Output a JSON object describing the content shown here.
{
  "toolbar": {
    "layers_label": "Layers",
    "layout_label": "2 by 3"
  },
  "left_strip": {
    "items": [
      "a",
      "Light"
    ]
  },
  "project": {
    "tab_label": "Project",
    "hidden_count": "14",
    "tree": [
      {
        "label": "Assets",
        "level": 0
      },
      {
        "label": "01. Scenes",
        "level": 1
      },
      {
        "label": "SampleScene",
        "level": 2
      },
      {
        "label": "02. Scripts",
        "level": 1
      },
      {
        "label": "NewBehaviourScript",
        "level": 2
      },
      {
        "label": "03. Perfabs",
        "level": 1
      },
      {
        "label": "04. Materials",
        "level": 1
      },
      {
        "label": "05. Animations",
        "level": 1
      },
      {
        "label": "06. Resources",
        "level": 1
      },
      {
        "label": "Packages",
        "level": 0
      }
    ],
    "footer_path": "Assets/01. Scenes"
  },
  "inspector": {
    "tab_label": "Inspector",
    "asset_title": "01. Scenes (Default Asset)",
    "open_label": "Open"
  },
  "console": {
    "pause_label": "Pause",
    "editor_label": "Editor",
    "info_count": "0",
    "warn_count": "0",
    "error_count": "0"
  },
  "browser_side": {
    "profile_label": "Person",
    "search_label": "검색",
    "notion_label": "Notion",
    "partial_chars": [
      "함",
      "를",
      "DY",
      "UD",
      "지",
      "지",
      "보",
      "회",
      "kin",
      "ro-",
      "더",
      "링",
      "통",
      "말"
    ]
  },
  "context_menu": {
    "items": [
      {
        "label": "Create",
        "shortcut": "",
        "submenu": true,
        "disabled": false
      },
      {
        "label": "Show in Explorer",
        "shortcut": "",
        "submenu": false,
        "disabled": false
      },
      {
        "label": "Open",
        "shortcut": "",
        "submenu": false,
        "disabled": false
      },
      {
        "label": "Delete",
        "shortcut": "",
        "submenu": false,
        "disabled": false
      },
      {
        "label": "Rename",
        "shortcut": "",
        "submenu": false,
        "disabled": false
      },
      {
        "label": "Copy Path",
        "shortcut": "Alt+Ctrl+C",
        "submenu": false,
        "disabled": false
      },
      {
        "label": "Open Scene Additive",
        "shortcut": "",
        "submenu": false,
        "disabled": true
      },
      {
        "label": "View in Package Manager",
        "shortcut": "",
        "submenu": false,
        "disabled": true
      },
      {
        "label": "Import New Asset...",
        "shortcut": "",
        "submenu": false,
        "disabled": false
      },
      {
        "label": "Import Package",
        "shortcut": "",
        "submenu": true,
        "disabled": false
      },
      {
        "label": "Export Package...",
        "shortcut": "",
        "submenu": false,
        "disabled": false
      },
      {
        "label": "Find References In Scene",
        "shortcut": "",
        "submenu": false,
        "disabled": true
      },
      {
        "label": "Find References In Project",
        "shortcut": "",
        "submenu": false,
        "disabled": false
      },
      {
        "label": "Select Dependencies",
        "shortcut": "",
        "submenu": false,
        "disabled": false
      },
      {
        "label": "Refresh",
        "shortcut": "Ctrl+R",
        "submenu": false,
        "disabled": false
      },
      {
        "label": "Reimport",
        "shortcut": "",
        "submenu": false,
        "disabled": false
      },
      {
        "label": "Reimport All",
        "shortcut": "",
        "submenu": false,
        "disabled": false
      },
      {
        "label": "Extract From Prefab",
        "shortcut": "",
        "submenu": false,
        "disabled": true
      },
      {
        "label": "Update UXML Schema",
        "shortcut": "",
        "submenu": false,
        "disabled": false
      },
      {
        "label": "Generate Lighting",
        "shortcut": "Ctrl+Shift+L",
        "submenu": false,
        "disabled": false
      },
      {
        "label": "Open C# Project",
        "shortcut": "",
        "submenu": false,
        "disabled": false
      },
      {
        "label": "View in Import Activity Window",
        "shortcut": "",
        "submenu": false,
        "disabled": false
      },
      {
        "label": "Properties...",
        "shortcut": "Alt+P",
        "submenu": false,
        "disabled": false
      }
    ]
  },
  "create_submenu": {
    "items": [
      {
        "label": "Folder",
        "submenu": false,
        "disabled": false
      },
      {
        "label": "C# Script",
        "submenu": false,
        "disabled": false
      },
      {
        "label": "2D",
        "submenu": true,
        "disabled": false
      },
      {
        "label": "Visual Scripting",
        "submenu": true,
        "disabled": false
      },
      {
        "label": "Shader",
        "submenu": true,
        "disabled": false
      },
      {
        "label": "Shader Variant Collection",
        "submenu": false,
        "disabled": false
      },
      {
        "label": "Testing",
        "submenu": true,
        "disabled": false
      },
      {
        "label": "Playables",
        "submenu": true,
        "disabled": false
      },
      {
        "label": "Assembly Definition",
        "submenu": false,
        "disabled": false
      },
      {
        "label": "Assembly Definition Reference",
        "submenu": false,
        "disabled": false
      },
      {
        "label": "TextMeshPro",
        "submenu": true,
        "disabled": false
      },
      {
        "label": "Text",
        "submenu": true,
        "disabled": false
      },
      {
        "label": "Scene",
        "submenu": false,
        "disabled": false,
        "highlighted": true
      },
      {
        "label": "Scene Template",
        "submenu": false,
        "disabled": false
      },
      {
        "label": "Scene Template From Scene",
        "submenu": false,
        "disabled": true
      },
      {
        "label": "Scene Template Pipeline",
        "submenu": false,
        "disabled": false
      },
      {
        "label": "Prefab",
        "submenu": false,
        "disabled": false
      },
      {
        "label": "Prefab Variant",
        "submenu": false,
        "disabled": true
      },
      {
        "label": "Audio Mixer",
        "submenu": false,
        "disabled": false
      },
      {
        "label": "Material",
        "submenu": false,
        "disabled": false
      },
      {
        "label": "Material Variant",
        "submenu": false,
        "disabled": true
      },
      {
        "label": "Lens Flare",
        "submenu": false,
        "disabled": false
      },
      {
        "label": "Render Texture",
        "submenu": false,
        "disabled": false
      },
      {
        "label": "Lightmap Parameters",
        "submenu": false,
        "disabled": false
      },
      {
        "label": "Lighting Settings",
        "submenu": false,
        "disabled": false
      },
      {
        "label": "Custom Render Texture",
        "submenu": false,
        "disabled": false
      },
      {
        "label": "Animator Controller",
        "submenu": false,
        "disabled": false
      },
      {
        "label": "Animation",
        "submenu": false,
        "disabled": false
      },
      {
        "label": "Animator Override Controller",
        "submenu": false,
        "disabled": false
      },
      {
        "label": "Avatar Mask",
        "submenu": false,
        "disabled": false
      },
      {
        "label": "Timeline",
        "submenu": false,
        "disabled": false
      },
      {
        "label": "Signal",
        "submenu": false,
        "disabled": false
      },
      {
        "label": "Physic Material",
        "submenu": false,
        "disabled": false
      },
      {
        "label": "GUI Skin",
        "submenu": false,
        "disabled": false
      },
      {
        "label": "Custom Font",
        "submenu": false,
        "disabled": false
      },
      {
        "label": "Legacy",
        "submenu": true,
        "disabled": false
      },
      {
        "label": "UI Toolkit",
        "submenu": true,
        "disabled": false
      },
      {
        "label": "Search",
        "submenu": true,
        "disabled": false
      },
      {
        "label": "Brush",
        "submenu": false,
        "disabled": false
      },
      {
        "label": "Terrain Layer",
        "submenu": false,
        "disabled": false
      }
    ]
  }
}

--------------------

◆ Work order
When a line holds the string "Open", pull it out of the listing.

◆ Result of the exercise
    "open_label": "Open"
        "label": "Open",
        "label": "Open Scene Additive",
        "label": "Open C# Project",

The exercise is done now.